Since 1982, little has changed about the toxic pollution coal-fired power plants are allowed to dump in water, although change was on its way. Unfortunately, if EPA Administrator Scott Pruitt has his way, our waterways and our health will remain threatened by our nation’s leading source of toxic water pollution – coal fired power plants. We will have to keep on waiting for modern, updated protections and coal plant operators face continued uncertainty over their compliance obligations – uncertainty that may actually accelerate coal’s decline. In early May, Environmental groups challenged the legality Administrator Pruitt’s stay.

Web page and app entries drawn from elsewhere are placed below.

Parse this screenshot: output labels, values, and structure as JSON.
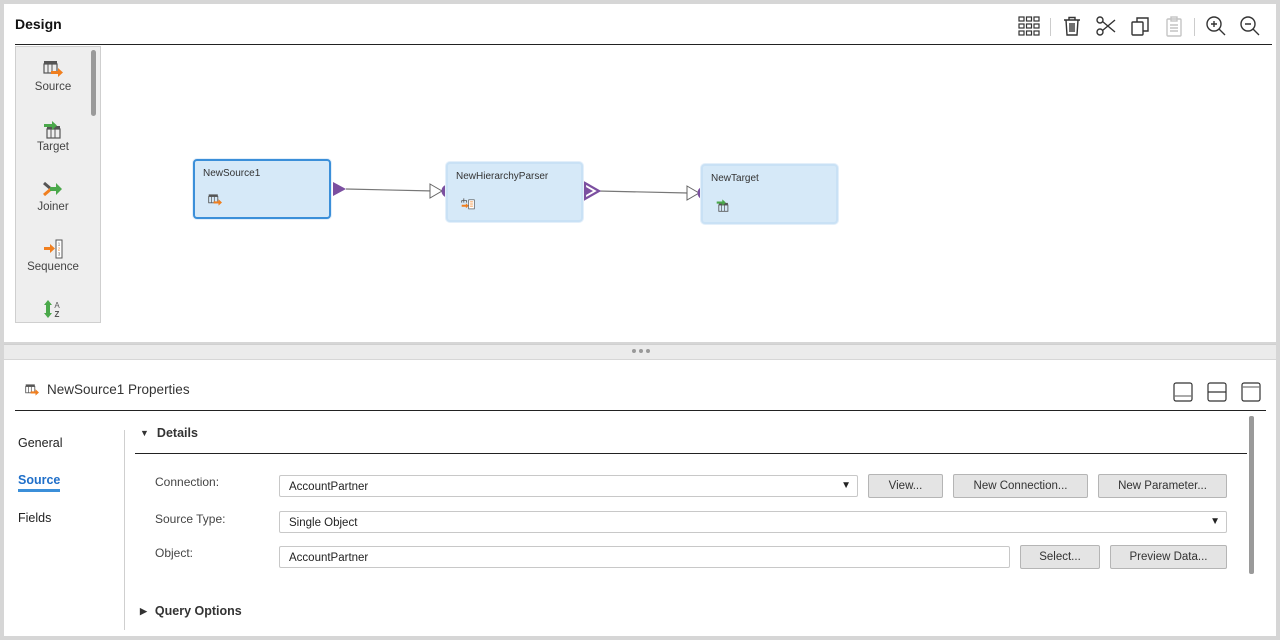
{
  "design": {
    "title": "Design",
    "toolbar": {
      "arrange_icon": "grid-icon",
      "delete_icon": "trash-icon",
      "cut_icon": "scissors-icon",
      "copy_icon": "copy-icon",
      "paste_icon": "clipboard-icon",
      "zoom_in_icon": "zoom-in-icon",
      "zoom_out_icon": "zoom-out-icon"
    },
    "palette": [
      {
        "label": "Source",
        "icon": "source-icon"
      },
      {
        "label": "Target",
        "icon": "target-icon"
      },
      {
        "label": "Joiner",
        "icon": "joiner-icon"
      },
      {
        "label": "Sequence",
        "icon": "sequence-icon"
      },
      {
        "label": "",
        "icon": "sorter-icon"
      }
    ],
    "nodes": [
      {
        "label": "NewSource1",
        "icon": "source-icon",
        "selected": true
      },
      {
        "label": "NewHierarchyParser",
        "icon": "hierarchy-parser-icon",
        "selected": false
      },
      {
        "label": "NewTarget",
        "icon": "target-icon",
        "selected": false
      }
    ],
    "colors": {
      "port": "#7b4fa0",
      "node_bg": "#d6e9f8",
      "selected_border": "#3b8fd9"
    }
  },
  "properties": {
    "title": "NewSource1 Properties",
    "tabs": [
      {
        "label": "General",
        "active": false
      },
      {
        "label": "Source",
        "active": true
      },
      {
        "label": "Fields",
        "active": false
      }
    ],
    "details": {
      "heading": "Details",
      "connection": {
        "label": "Connection:",
        "value": "AccountPartner"
      },
      "source_type": {
        "label": "Source Type:",
        "value": "Single Object"
      },
      "object": {
        "label": "Object:",
        "value": "AccountPartner"
      },
      "buttons": {
        "view": "View...",
        "new_connection": "New Connection...",
        "new_parameter": "New Parameter...",
        "select": "Select...",
        "preview_data": "Preview Data..."
      }
    },
    "query_options": {
      "heading": "Query Options"
    },
    "layout_buttons": [
      "minimize-panel-icon",
      "split-panel-icon",
      "maximize-panel-icon"
    ]
  }
}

In the Southeast, many power plants’ operators were already preparing to meet new 2015 standards, which would go into effect in 2018, updating pollution control technology at their plants and working with state agencies to update state water discharge permits. The 2015 Effluent Limitation Guidelines (ELGs), which represents the first update to these regulations since 1982, nearly eliminates dumping of ash-contaminated wastewater, and for the first time, limits the discharge of toxic heavy metals that come from removing toxics from the air pollution stream and trapping them in sludge as part of the wastewater stream.

What’s Wrong With This Picture? TVA’s So-Called Coal Ash “Solution”

The Tennessee Valley Authority is planning to “clean up” 13.4 million tons of coal ash by capping it in place. Our new animation shows why cap in place is not a solution for unlined ash pits: it doesn’t keep ash separated from groundwater. Click the image on the left to watch the 30-second clip, and then [...]

First Government-Owned Plant “Off the Island:” Florida’s Coal Plant Reality Show Heats Up

Who will be voted off the island next? Florida’s dwindling cast of coal plant survivors just lost two stalwart characters, government-owned St. Johns River Power Park Units 1 and 2. While this definitely refutes the new administration’s hopes for a coal revival, we are optimistic that JEA is the first of several Florida government agencies to finally give up on wasteful coal plants.

Black History Month Energy Leaders Blog Series: Nathaniel Smith Boosts “Energy Equity” in the American South

Nathaniel Smith is founder and Chief Equity Officer (CEqO)of Atlanta-based Partnership for Southern Equity (PSE). SACE worked with PSE to initiate the Just Energy Circle in 2012 and remains an active partner, most recently helping put on the first annual Just Energy Summit. I sat down with Mr. Smith to learn more about the work he dubbed “energy equity” early on.